Valentine’s Day purports to be a celebration of love. In fact, it is exactly the opposite. It is a celebration of guilt.
Consider all the people who feel bad on Valentine’s Day, because they’re not in a “traditional” relationship like the ones shown in greeting cards and on romantic TV shows.
- Single people who prefer to stay single.
- Single people who are looking for a partner but haven’t found one.
- People whose partner has left them.
- People who left their partner.
- People whose partner has died.
- People in an abusive relationship.
- People in a gay relationship.
- Trans people.
- People who just hate the color pink.
Well, what about the people who are just in love with somebody who loves them back?
If you’re one of those people, why do you need a reminder to be romantic on one special day?
Romance without valentines
Early in my romance with the woman who I’m now married to, I planned for Valentine’s Day. She told me: “I don’t celebrate Valentine’s Day.” As any man in a relationship knows, this sounds like a trap. So I got flowers, planned a date, and got a card. She smiled and went along with it, but didn’t get me anything.
The next year, I made a card myself out construction paper. She smiled. She didn’t do anything for me.
Now, it’s not like this woman doesn’t love me, or has no interest in romance. She surprises me with romantic gestures all the time. She surprises me with sudden tenderness. We go on nice dates. And we celebrate days that are meaningful to us, like our wedding anniversary or the anniversary of our first date.
Eventually, I realized that it wasn’t a trap — that she really had no interest in Valentine’s Day. And I put my romantic energies into planned celebrations and little unplanned surprises. That has worked out nicely.
As in so many other ways, my wife’s attitude towards Valentine’s Day has proven to be both loving and wise.

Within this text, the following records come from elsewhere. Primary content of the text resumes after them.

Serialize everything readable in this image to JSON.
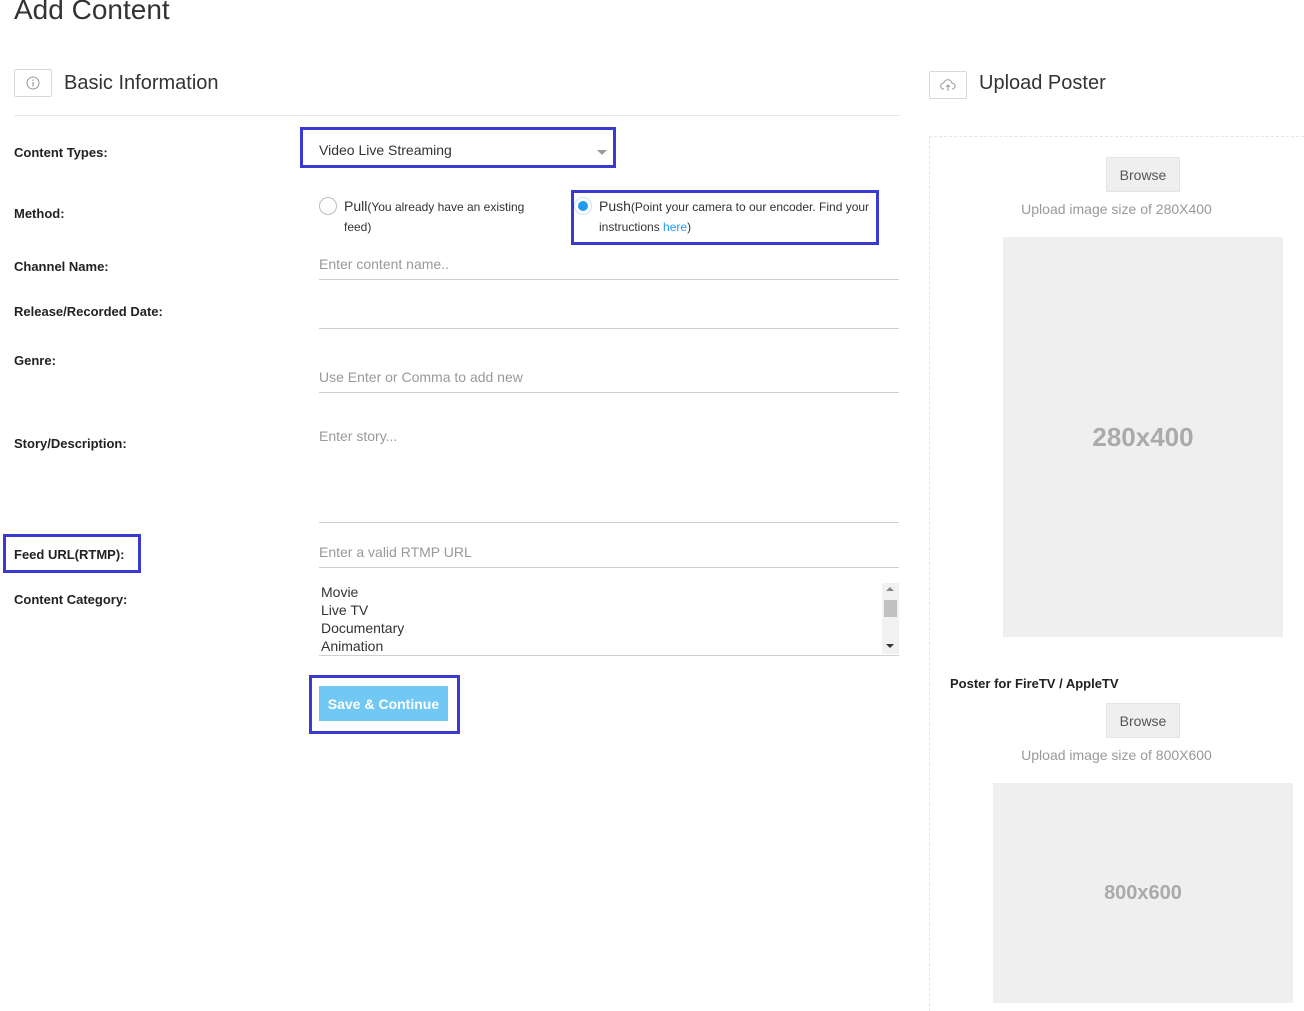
{
  "page": {
    "title": "Add Content"
  },
  "basic": {
    "title": "Basic Information",
    "icon": "info-icon"
  },
  "upload": {
    "title": "Upload Poster",
    "icon": "cloud-upload-icon"
  },
  "form": {
    "content_types": {
      "label": "Content Types:",
      "value": "Video Live Streaming"
    },
    "method": {
      "label": "Method:",
      "pull_main": "Pull",
      "pull_detail_a": "(You already have an existing",
      "pull_detail_b": "feed)",
      "push_main": "Push",
      "push_detail_a": "(Point your camera to our encoder. Find your",
      "push_detail_b": "instructions ",
      "push_link": "here",
      "push_close": ")",
      "selected": "Push"
    },
    "channel_name": {
      "label": "Channel Name:",
      "placeholder": "Enter content name.."
    },
    "release_date": {
      "label": "Release/Recorded Date:"
    },
    "genre": {
      "label": "Genre:",
      "placeholder": "Use Enter or Comma to add new"
    },
    "story": {
      "label": "Story/Description:",
      "placeholder": "Enter story..."
    },
    "feed_url": {
      "label": "Feed URL(RTMP):",
      "placeholder": "Enter a valid RTMP URL"
    },
    "category": {
      "label": "Content Category:",
      "options": [
        "Movie",
        "Live TV",
        "Documentary",
        "Animation"
      ]
    },
    "save_label": "Save & Continue"
  },
  "poster": {
    "browse_label": "Browse",
    "hint": "Upload image size of 280X400",
    "placeholder_text": "280x400"
  },
  "poster_tv": {
    "title": "Poster for FireTV / AppleTV",
    "browse_label": "Browse",
    "hint": "Upload image size of 800X600",
    "placeholder_text": "800x600"
  },
  "colors": {
    "highlight": "#3a3ad0",
    "accent": "#1e9bf0",
    "save_button": "#72c8f5"
  }
}
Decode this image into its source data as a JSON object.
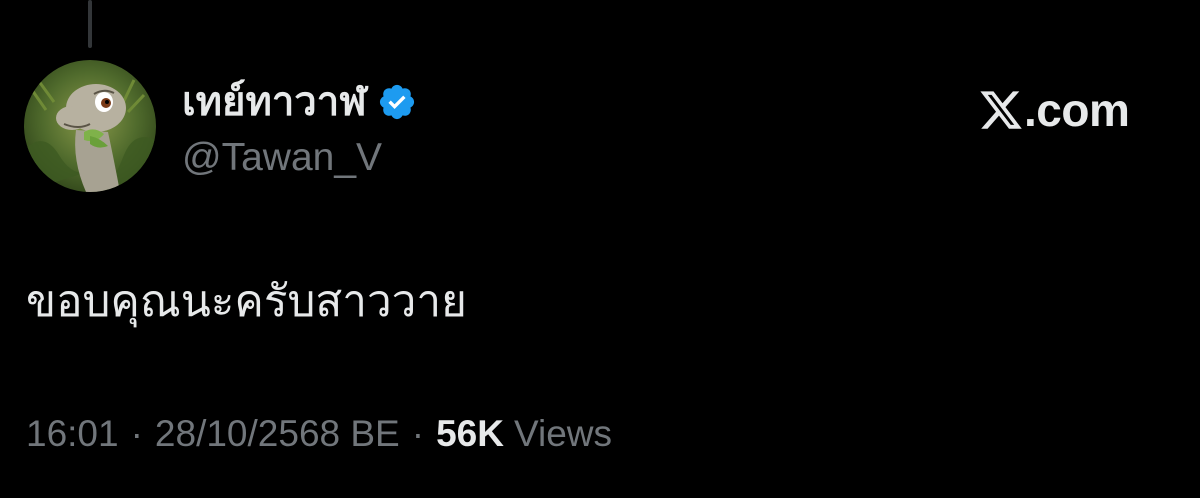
{
  "tweet": {
    "author": {
      "display_name": "เทย์ทาวาฬ",
      "handle": "@Tawan_V",
      "verified": true,
      "avatar": "cartoon-dinosaur-avatar"
    },
    "brand": {
      "icon": "x-logo-icon",
      "domain": ".com"
    },
    "text": "ขอบคุณนะครับสาววาย",
    "meta": {
      "time": "16:01",
      "date": "28/10/2568 BE",
      "separator": "·",
      "views_count": "56K",
      "views_label": "Views"
    }
  },
  "colors": {
    "background": "#000000",
    "primary_text": "#e7e9ea",
    "secondary_text": "#71767b",
    "verified_badge": "#1d9bf0"
  }
}
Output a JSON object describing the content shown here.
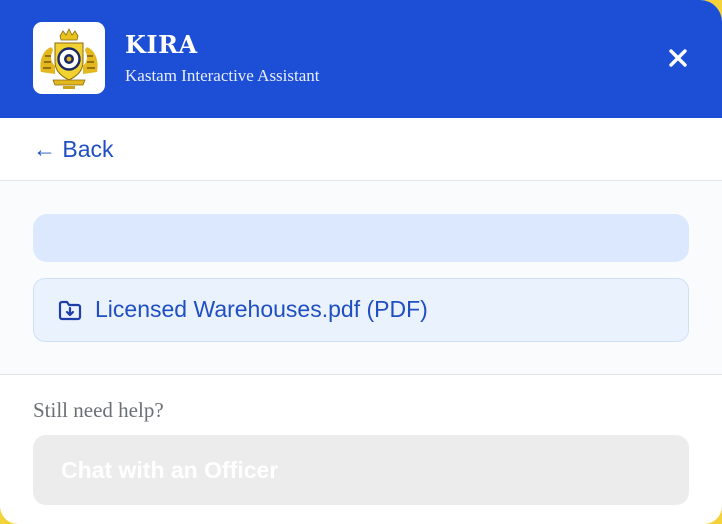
{
  "header": {
    "title": "KIRA",
    "subtitle": "Kastam Interactive Assistant",
    "logo_icon": "royal-customs-crest-icon",
    "close_icon": "close-icon"
  },
  "navigation": {
    "back_label": "← Back"
  },
  "attachments": [
    {
      "icon": "folder-download-icon",
      "label": "Licensed Warehouses.pdf (PDF)"
    }
  ],
  "footer": {
    "help_text": "Still need help?",
    "chat_button_label": "Chat with an Officer",
    "chat_button_enabled": false
  },
  "colors": {
    "header_blue": "#1c4fd6",
    "link_blue": "#1f4fc2",
    "empty_bar": "#dbe8fd",
    "file_card": "#eaf2fe",
    "disabled_button": "#ececec"
  }
}
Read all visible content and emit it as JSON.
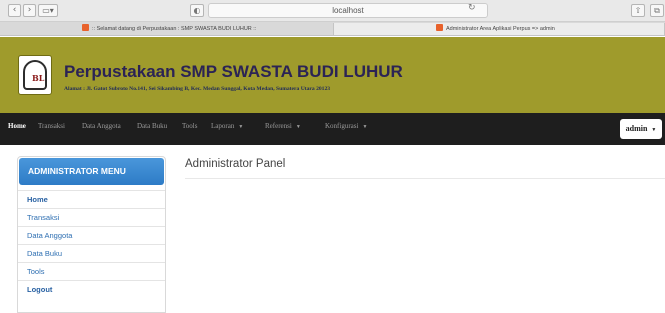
{
  "browser": {
    "back_icon": "chevron-left-icon",
    "forward_icon": "chevron-right-icon",
    "sidebar_icon": "sidebar-icon",
    "shield_icon": "shield-icon",
    "url": "localhost",
    "reload_icon": "reload-icon",
    "share_icon": "share-icon",
    "tabs_icon": "tabs-icon",
    "tabs": [
      {
        "label": ":: Selamat datang di Perpustakaan : SMP SWASTA BUDI LUHUR ::"
      },
      {
        "label": "Administrator Area Aplikasi Perpus => admin"
      }
    ]
  },
  "header": {
    "title": "Perpustakaan SMP SWASTA BUDI LUHUR",
    "address": "Alamat : Jl. Gatot Subroto No.141, Sei Sikambing B, Kec. Medan Sunggal, Kota Medan, Sumatera Utara 20123",
    "logo_text": "BL",
    "background": "#9f9b2c",
    "title_color": "#2b2355"
  },
  "navbar": {
    "items": [
      {
        "label": "Home"
      },
      {
        "label": "Transaksi"
      },
      {
        "label": "Data Anggota"
      },
      {
        "label": "Data Buku"
      },
      {
        "label": "Tools"
      },
      {
        "label": "Laporan"
      },
      {
        "label": "Referensi"
      },
      {
        "label": "Konfigurasi"
      }
    ],
    "user_label": "admin",
    "background": "#1e1e1e"
  },
  "sidebar": {
    "heading": "ADMINISTRATOR MENU",
    "items": [
      {
        "label": "Home"
      },
      {
        "label": "Transaksi"
      },
      {
        "label": "Data Anggota"
      },
      {
        "label": "Data Buku"
      },
      {
        "label": "Tools"
      },
      {
        "label": "Logout"
      }
    ],
    "accent": "#3586cf"
  },
  "main": {
    "title": "Administrator Panel"
  }
}
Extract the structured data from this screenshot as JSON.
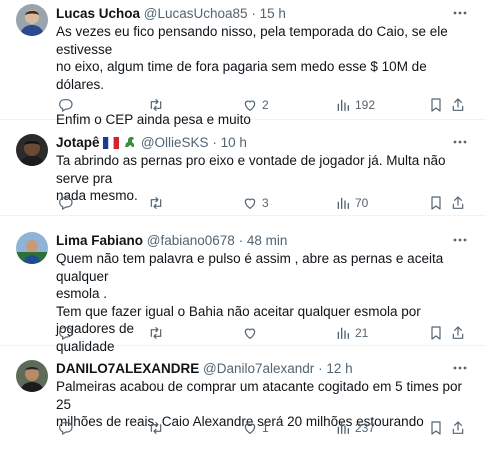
{
  "tweets": [
    {
      "name": "Lucas Uchoa",
      "handle": "@LucasUchoa85",
      "separator": "·",
      "time": "15 h",
      "lines": [
        "As vezes eu fico pensando nisso, pela temporada do Caio, se ele estivesse",
        "no eixo, algum time de fora pagaria sem medo esse $ 10M de dólares.",
        "Enfim o CEP ainda pesa e muito"
      ],
      "replies": "",
      "retweets": "",
      "likes": "2",
      "views": "192"
    },
    {
      "name": "Jotapê",
      "handle": "@OllieSKS",
      "separator": "·",
      "time": "10 h",
      "lines": [
        "Ta abrindo as pernas pro eixo e vontade de jogador já. Multa não serve pra",
        "nada mesmo."
      ],
      "replies": "",
      "retweets": "",
      "likes": "3",
      "views": "70"
    },
    {
      "name": "Lima Fabiano",
      "handle": "@fabiano0678",
      "separator": "·",
      "time": "48 min",
      "lines": [
        "Quem não tem palavra e pulso é assim , abre as pernas e aceita qualquer",
        "esmola .",
        "Tem que fazer igual o Bahia não aceitar qualquer esmola por jogadores de",
        "qualidade"
      ],
      "replies": "",
      "retweets": "",
      "likes": "",
      "views": "21"
    },
    {
      "name": "DANILO7ALEXANDRE",
      "handle": "@Danilo7alexandr",
      "separator": "·",
      "time": "12 h",
      "lines": [
        "Palmeiras acabou de comprar um atacante cogitado em 5 times por 25",
        "milhões de reais. Caio Alexandre será 20 milhões estourando"
      ],
      "replies": "",
      "retweets": "",
      "likes": "1",
      "views": "237"
    }
  ],
  "icons": {
    "more": "more-icon",
    "reply": "reply-icon",
    "retweet": "retweet-icon",
    "like": "heart-icon",
    "views": "views-chart-icon",
    "bookmark": "bookmark-icon",
    "share": "share-icon"
  },
  "colors": {
    "text": "#0f1419",
    "secondary": "#536471",
    "divider": "#eff3f4"
  }
}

Don’t be suckered by Big Valentine
Who wants you to celebrate Valentine’s Day? Is is really your partner? Or is it “Big Valentine” — you know, a shadowy alliance of vendors of greeting cards, flowers, chocolates, and candy hearts; fancy restaurants; and sappy movies and TV shows. They’re purveyors of guilt, not love.
Think back on all your past Valentine’s Days. How many of those days did you feel bad, sad, lonely, angry, or numb? And how many were happy days that you remember?
If you still insist on celebrating Valentine’s Day and you and your partner like it, that’s fine with me.
But if you are starting to think it is a scam, consider breaking free. If you’re single, ignore it or just do something for yourself. And if you’re in a relationship, consider putting your energy into romantic gestures on other days — days when you won’t have to fight every couple in town for a restaurant reservation.
I know, talking about this with your partner might be a little dangerous. Maybe you don’t want to risk it. You can stay trapped by Big Valentine if you’re too afraid.
But if you and your partner choose to break free, I’m happy you’ve dumped the Valentine’s scam and joined us. We’ll never look back.